“I couldn’t not write about AIDS,” said Andrew, whose personal pieces appeared long before what’s now called blogging. When asked how HIV stories could attract more attention, Diane said: “Celebrities.” Putting openly gay actor Matt Bomer, star of The Normal Heart, on a magazine cover shirtless is one strategy, she explained, like adding cherry to cough syrup. And like them or not, clickbait headlines grab readers. Advocacy journalism remains crucial to getting stories told, and Shawn talked about the first-ever national HIV is Not a Crime conference, being held next week in Iowa. (I’d not heard about that and jotted a note to myself.) By the end of our hour the audience had grown, as had my esteem for these committed journalists.
Hall of Fame
At the closing reception, a number of honors were bestowed. The Saints and Sinners Emerging Writer Award went to Juliann Rich for her coming-of-age YA novel Caught in the Crossfire. And a number of authors and supporters of LGBTQ literature were inducted into the Saints and Sinners Hall of Fame. One of them I had met at a previous reception, quite by accident. I was waiting to introduce myself to Andrew Holleran as he spoke to a lovely woman who introduced herself as Brenda. She’d been at the recent Tennessee Williams Festival speaking on a panel reviewing the work of Williams and Truman Capote, in particular the film adaptation of In Cold Blood – my favorite work of non-fiction. My friend had pointed out the house Capote stayed in as we wandered the French Quarter after our visit to Crescent Park.
Brenda Currin had met Capote after she was cast as the young murder victim Nancy Clutter in the film. And an odd thing happened in the dim light of the New Orleans night. Almost fifty years slipped away, and I saw her as the frightened teenager lying on a bed in her Kansas home – the scene was shot in the room where the killing took place. As she reminisced in a soft voice, the murder replayed in my head. Perhaps because I’d written a murder scene, it was all the more chilling to imagine filming one that had actually taken place. Or maybe it was the magic in the New Orleans air.

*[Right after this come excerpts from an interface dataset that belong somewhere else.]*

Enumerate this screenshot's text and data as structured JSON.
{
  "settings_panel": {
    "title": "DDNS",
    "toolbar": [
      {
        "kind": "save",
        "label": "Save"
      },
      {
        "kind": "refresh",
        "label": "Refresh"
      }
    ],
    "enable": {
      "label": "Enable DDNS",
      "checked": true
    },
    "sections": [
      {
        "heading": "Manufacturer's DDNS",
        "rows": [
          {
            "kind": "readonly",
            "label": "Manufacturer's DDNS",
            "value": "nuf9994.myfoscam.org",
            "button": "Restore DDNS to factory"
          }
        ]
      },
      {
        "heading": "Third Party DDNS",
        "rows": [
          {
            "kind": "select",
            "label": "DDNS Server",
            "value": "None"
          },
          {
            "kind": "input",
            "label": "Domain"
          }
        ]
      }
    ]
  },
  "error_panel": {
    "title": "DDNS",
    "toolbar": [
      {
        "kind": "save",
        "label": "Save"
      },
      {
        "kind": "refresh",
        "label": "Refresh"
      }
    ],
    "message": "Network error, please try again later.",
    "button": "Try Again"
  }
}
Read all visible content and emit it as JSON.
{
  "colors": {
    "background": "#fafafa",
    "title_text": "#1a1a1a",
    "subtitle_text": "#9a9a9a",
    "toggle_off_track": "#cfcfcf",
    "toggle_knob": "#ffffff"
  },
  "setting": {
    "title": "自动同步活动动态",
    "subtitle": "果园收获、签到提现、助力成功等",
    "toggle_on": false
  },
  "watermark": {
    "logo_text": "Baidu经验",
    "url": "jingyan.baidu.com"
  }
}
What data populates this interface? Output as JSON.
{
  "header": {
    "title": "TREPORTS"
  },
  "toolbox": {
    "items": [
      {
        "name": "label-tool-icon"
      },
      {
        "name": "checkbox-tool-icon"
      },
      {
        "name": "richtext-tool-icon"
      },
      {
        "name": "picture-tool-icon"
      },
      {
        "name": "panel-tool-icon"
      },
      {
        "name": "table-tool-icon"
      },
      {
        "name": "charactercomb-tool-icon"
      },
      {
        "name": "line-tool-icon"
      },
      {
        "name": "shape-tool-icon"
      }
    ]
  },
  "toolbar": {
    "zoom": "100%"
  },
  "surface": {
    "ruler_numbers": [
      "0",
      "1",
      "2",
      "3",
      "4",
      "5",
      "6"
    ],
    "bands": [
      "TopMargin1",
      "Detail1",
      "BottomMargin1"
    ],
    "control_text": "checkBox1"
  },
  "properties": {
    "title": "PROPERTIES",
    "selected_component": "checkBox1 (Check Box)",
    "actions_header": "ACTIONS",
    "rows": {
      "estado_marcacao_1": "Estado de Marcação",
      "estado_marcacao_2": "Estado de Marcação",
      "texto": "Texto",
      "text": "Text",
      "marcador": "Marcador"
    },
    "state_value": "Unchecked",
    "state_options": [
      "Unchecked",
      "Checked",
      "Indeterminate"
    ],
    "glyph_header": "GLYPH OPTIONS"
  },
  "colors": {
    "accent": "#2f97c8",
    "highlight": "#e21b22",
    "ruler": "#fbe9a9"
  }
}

This might seem an odd place to end, but there is more to write on Saints and Sinners. Like Isherwood in Berlin, I’ve found my tribe – a tight-knit community of LGBTQ writers that I’m proud to be a part of now. Oh. And that reference I began with about culture being “the common threads that tie us together” – at some point I remembered why it sounded familiar. The title of the Oscar winning documentary Common Threads: Stories from the Quilt. There’s a connection there somewhere.